|International Classification||C30B15/10, C30B15/04, C30B15/00, H01L21/208, C30B29/06|
|Cooperative Classification||Y10S148/041, Y10S148/022, C30B29/06, C30B15/04, C30B15/10|
|European Classification||C30B29/06, C30B15/04, C30B15/10|
|May 3, 1984||AS||Assignment|
Owner name: TEXAS INSTRUMENTS INCORPORATED, 13500 NORTH CENTRA
Free format text: ASSIGNMENT OF ASSIGNORS INTEREST.;ASSIGNORS:ZIEM, EVA A.;LARRABEE, GRAYDON B.;WITTER, DAVID E.;REEL/FRAME:004257/0042
Effective date: 19840505
|Sep 15, 1989||FPAY||Fee payment|
Year of fee payment: 4
|Sep 24, 1993||FPAY||Fee payment|
Year of fee payment: 8

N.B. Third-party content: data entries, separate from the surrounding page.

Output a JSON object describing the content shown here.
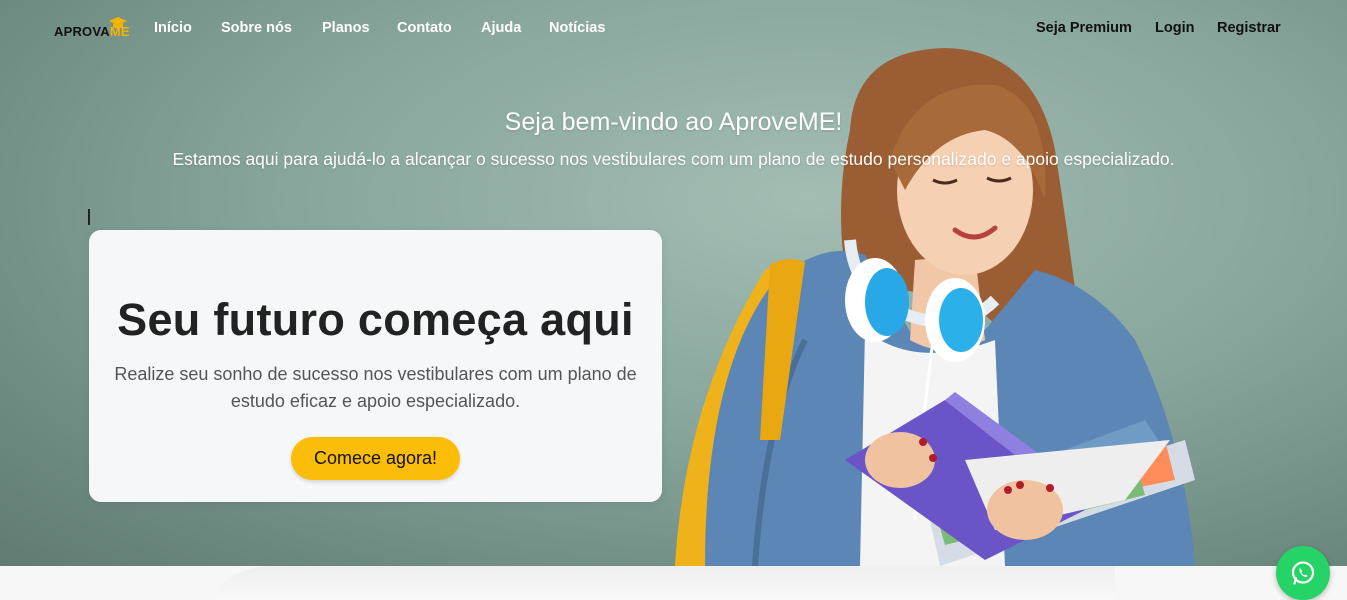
{
  "brand": {
    "logo_main": "APROVA",
    "logo_accent": "ME"
  },
  "nav": {
    "links": [
      "Início",
      "Sobre nós",
      "Planos",
      "Contato",
      "Ajuda",
      "Notícias"
    ],
    "right": [
      "Seja Premium",
      "Login",
      "Registrar"
    ]
  },
  "hero": {
    "title": "Seja bem-vindo ao AproveME!",
    "subtitle": "Estamos aqui para ajudá-lo a alcançar o sucesso nos vestibulares com um plano de estudo personalizado e apoio especializado."
  },
  "card": {
    "title": "Seu futuro começa aqui",
    "text": "Realize seu sonho de sucesso nos vestibulares com um plano de estudo eficaz e apoio especializado.",
    "cta": "Comece agora!"
  },
  "colors": {
    "accent": "#fbbd08",
    "whatsapp": "#25d366",
    "hero_bg": "#88a69c"
  },
  "icons": {
    "chat": "whatsapp-icon",
    "logo": "graduation-cap-icon"
  }
}
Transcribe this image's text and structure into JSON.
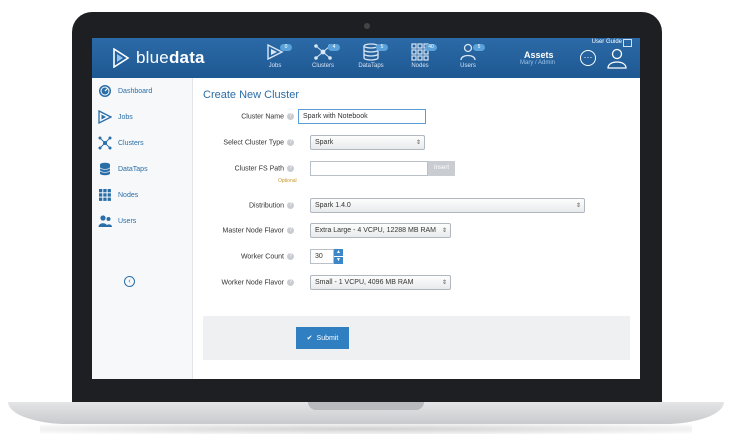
{
  "app": {
    "brand_light": "blue",
    "brand_bold": "data",
    "user_guide": "User Guide",
    "assets_title": "Assets",
    "assets_user": "Mary / Admin"
  },
  "nav": [
    {
      "label": "Jobs",
      "badge": "0",
      "icon": "jobs-icon"
    },
    {
      "label": "Clusters",
      "badge": "4",
      "icon": "clusters-icon"
    },
    {
      "label": "DataTaps",
      "badge": "5",
      "icon": "datataps-icon"
    },
    {
      "label": "Nodes",
      "badge": "40",
      "icon": "nodes-icon"
    },
    {
      "label": "Users",
      "badge": "5",
      "icon": "users-icon"
    }
  ],
  "sidebar": [
    {
      "label": "Dashboard",
      "icon": "dashboard-icon"
    },
    {
      "label": "Jobs",
      "icon": "jobs-icon"
    },
    {
      "label": "Clusters",
      "icon": "clusters-icon"
    },
    {
      "label": "DataTaps",
      "icon": "datataps-icon"
    },
    {
      "label": "Nodes",
      "icon": "nodes-icon"
    },
    {
      "label": "Users",
      "icon": "users-icon"
    }
  ],
  "form": {
    "title": "Create New Cluster",
    "cluster_name_label": "Cluster Name",
    "cluster_name_value": "Spark with Notebook",
    "cluster_type_label": "Select Cluster Type",
    "cluster_type_value": "Spark",
    "fs_path_label": "Cluster FS Path",
    "fs_path_optional": "Optional",
    "insert_label": "Insert",
    "distribution_label": "Distribution",
    "distribution_value": "Spark 1.4.0",
    "master_flavor_label": "Master Node Flavor",
    "master_flavor_value": "Extra Large - 4 VCPU, 12288 MB RAM",
    "worker_count_label": "Worker Count",
    "worker_count_value": "30",
    "worker_flavor_label": "Worker Node Flavor",
    "worker_flavor_value": "Small - 1 VCPU, 4096 MB RAM",
    "submit_label": "Submit"
  },
  "colors": {
    "header": "#1e5892",
    "accent": "#2a6ea8",
    "submit": "#2f7fc1",
    "optional": "#c9962a"
  }
}
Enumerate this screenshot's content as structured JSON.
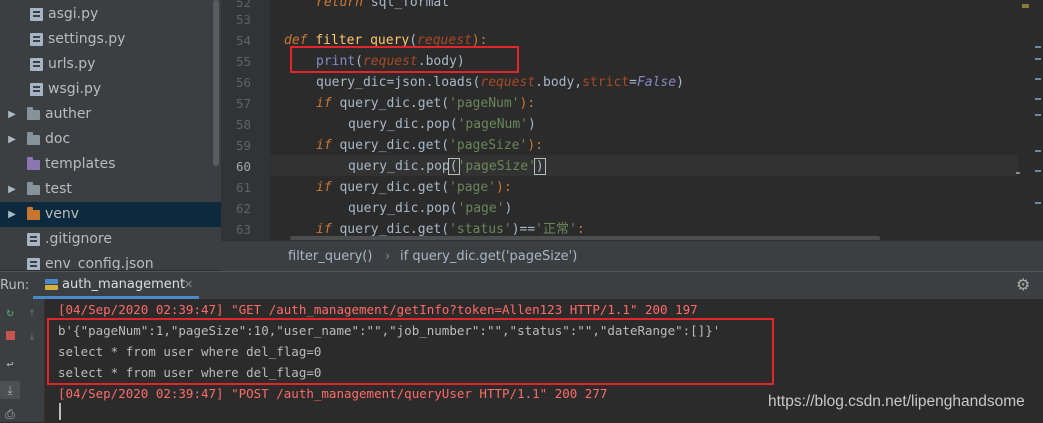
{
  "project_tree": {
    "items": [
      {
        "label": "asgi.py",
        "kind": "file"
      },
      {
        "label": "settings.py",
        "kind": "file"
      },
      {
        "label": "urls.py",
        "kind": "file"
      },
      {
        "label": "wsgi.py",
        "kind": "file"
      },
      {
        "label": "auther",
        "kind": "folder"
      },
      {
        "label": "doc",
        "kind": "folder"
      },
      {
        "label": "templates",
        "kind": "folder"
      },
      {
        "label": "test",
        "kind": "folder"
      },
      {
        "label": "venv",
        "kind": "folder"
      },
      {
        "label": ".gitignore",
        "kind": "file"
      },
      {
        "label": "env_config.json",
        "kind": "file"
      }
    ]
  },
  "editor": {
    "line_numbers": [
      "52",
      "53",
      "54",
      "55",
      "56",
      "57",
      "58",
      "59",
      "60",
      "61",
      "62",
      "63"
    ],
    "lines": {
      "l52": {
        "kw": "return",
        "rest": " sql_format"
      },
      "l54": {
        "kw": "def",
        "fn": "filter_query",
        "open": "(",
        "param": "request",
        "close": "):"
      },
      "l55": {
        "print": "print",
        "open": "(",
        "param": "request",
        "rest": ".body)"
      },
      "l56": {
        "a": "query_dic=json.loads(",
        "param": "request",
        "b": ".body,",
        "kwarg": "strict",
        "eq": "=",
        "const": "False",
        "c": ")"
      },
      "l57": {
        "kw": "if",
        "a": " query_dic.get(",
        "str": "'pageNum'",
        "b": "):"
      },
      "l58": {
        "a": "query_dic.pop(",
        "str": "'pageNum'",
        "b": ")"
      },
      "l59": {
        "kw": "if",
        "a": " query_dic.get(",
        "str": "'pageSize'",
        "b": "):"
      },
      "l60": {
        "a": "query_dic.pop",
        "open": "(",
        "str": "'pageSize'",
        "close": ")"
      },
      "l61": {
        "kw": "if",
        "a": " query_dic.get(",
        "str": "'page'",
        "b": "):"
      },
      "l62": {
        "a": "query_dic.pop(",
        "str": "'page'",
        "b": ")"
      },
      "l63": {
        "kw": "if",
        "a": " query_dic.get(",
        "str": "'status'",
        "b": ")==",
        "str2": "'正常'",
        "c": ":"
      }
    }
  },
  "breadcrumb": {
    "function": "filter_query()",
    "separator": "›",
    "statement": "if query_dic.get('pageSize')"
  },
  "run_panel": {
    "label": "Run:",
    "tab_label": "auth_management",
    "close_glyph": "✕",
    "console_lines": [
      {
        "text": "[04/Sep/2020 02:39:47] \"GET /auth_management/getInfo?token=Allen123 HTTP/1.1\" 200 197",
        "kind": "stderr"
      },
      {
        "text": "b'{\"pageNum\":1,\"pageSize\":10,\"user_name\":\"\",\"job_number\":\"\",\"status\":\"\",\"dateRange\":[]}'",
        "kind": "stdout"
      },
      {
        "text": "select * from user where del_flag=0",
        "kind": "stdout"
      },
      {
        "text": "select * from user where del_flag=0",
        "kind": "stdout"
      },
      {
        "text": "[04/Sep/2020 02:39:47] \"POST /auth_management/queryUser HTTP/1.1\" 200 277",
        "kind": "stderr"
      }
    ]
  },
  "watermark": "https://blog.csdn.net/lipenghandsome",
  "colors": {
    "red_box": "#e0262b",
    "keyword": "#cc7832",
    "string": "#6a8759",
    "param": "#aa4926",
    "function": "#ffc66d",
    "stderr": "#ff6b68"
  }
}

|Feb 14, 1998||REMI||Maintenance fee reminder mailed|
|May 24, 1998||LAPS||Lapse for failure to pay maintenance fees|
|Aug 4, 1998||FP||Expired due to failure to pay maintenance fee|
Effective date: 19980527